This year the same one-of-a kind spiritual spectacle will take place in the tiny community of Portobelo, where festival-goers will eat, drink and be merry as festivities and musical celebrations go on all through the night. People from all over Panama and South America will make the religious pilgrimage, and others will come as spectators, reporters and photographers. The festival is a photographers dream as there are many opportunity for unique candid shots.

The curious will also come all the way from the United States and Europe to witness the Black Christ Festival, many for the first time as the crowd continues to grow each year. You do not have to dress in purple or adhere to any religious denomination to take part in the Black Christ Festival. This is not a festival just for people of African descent. It is for anyone wanting to get a unique glimpse into the indigenous Panamanian culture. The mysticism in the air coupled with the spiritual energy in the people makes this sacred festival a phenomenal spectacle that should really be a 'UNESCO World Heritage Cultural Event." 

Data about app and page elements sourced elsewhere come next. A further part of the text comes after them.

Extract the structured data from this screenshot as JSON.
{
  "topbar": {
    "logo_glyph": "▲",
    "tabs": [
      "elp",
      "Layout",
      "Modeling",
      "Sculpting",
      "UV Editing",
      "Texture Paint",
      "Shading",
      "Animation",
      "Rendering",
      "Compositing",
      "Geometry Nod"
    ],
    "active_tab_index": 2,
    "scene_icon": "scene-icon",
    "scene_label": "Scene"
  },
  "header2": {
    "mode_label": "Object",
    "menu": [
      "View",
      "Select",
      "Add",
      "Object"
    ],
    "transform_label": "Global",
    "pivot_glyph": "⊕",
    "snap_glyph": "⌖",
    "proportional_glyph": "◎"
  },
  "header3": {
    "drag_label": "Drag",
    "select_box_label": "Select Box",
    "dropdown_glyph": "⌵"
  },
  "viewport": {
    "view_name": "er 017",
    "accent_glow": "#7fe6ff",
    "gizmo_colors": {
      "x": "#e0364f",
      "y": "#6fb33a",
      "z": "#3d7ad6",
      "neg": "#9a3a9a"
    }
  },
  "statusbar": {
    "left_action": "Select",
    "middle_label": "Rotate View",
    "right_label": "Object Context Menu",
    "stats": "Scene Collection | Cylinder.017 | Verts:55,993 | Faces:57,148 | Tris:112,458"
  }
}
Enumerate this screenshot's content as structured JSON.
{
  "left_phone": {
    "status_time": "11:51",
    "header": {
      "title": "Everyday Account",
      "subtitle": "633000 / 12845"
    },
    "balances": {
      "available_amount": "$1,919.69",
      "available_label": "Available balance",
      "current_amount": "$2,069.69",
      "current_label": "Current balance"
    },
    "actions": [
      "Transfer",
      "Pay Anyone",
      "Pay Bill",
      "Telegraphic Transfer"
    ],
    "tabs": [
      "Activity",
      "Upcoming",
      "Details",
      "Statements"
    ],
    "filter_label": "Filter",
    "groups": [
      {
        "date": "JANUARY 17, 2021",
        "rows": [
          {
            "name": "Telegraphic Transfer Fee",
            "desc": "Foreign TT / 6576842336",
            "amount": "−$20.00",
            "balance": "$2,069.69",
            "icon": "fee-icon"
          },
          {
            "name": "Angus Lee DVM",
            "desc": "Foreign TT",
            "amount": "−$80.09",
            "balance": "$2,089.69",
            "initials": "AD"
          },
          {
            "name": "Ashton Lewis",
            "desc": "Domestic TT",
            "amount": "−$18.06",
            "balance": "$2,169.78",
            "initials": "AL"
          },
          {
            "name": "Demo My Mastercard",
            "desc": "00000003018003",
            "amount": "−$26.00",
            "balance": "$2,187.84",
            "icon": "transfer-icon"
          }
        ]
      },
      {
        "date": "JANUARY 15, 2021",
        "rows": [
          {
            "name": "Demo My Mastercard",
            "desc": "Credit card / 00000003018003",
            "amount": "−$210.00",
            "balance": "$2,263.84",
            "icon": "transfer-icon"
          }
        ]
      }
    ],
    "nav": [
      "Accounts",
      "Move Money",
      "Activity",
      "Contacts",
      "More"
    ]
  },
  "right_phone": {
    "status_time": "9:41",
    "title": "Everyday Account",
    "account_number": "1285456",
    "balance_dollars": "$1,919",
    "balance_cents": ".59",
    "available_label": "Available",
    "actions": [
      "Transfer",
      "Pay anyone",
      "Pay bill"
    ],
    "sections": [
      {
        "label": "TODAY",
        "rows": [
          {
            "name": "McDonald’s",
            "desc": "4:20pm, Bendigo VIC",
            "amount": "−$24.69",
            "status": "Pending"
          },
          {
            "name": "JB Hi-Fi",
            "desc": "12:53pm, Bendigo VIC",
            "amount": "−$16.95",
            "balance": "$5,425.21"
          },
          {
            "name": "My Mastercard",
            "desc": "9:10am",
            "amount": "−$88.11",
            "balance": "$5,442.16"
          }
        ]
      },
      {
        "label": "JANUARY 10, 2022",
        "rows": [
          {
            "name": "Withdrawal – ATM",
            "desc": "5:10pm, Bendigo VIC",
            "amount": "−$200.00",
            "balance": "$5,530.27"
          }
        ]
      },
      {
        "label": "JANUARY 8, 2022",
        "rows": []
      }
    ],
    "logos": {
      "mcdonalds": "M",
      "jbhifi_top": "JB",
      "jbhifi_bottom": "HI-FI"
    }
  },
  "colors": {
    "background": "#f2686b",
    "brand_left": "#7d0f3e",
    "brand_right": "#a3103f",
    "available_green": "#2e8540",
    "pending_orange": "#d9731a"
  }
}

Even though the festival is not a "black-only" event as people of all races attend, Odeleye believes that it is extremely significant for black tourist to see the reverence given to a black image of Christ.  "It's important that we see our own image in that of the Divine.  The Black Christ Festival is a great way to get in touch with your inner spirit while also enjoying the street festival," she says.

If you do plan to attend, be prepared for jammed roads and people camped out everywhere, because an estimated 50,000 people descend on the small city of Portobelo. It would be wise to come early to go the 6 pm mass because the church will be packed. But getting there early and having to wait a while to witness the full ceremony will be well-worth your time. This worldly event is like nothing else. For more information, visit www.tallerportobelonorte.com.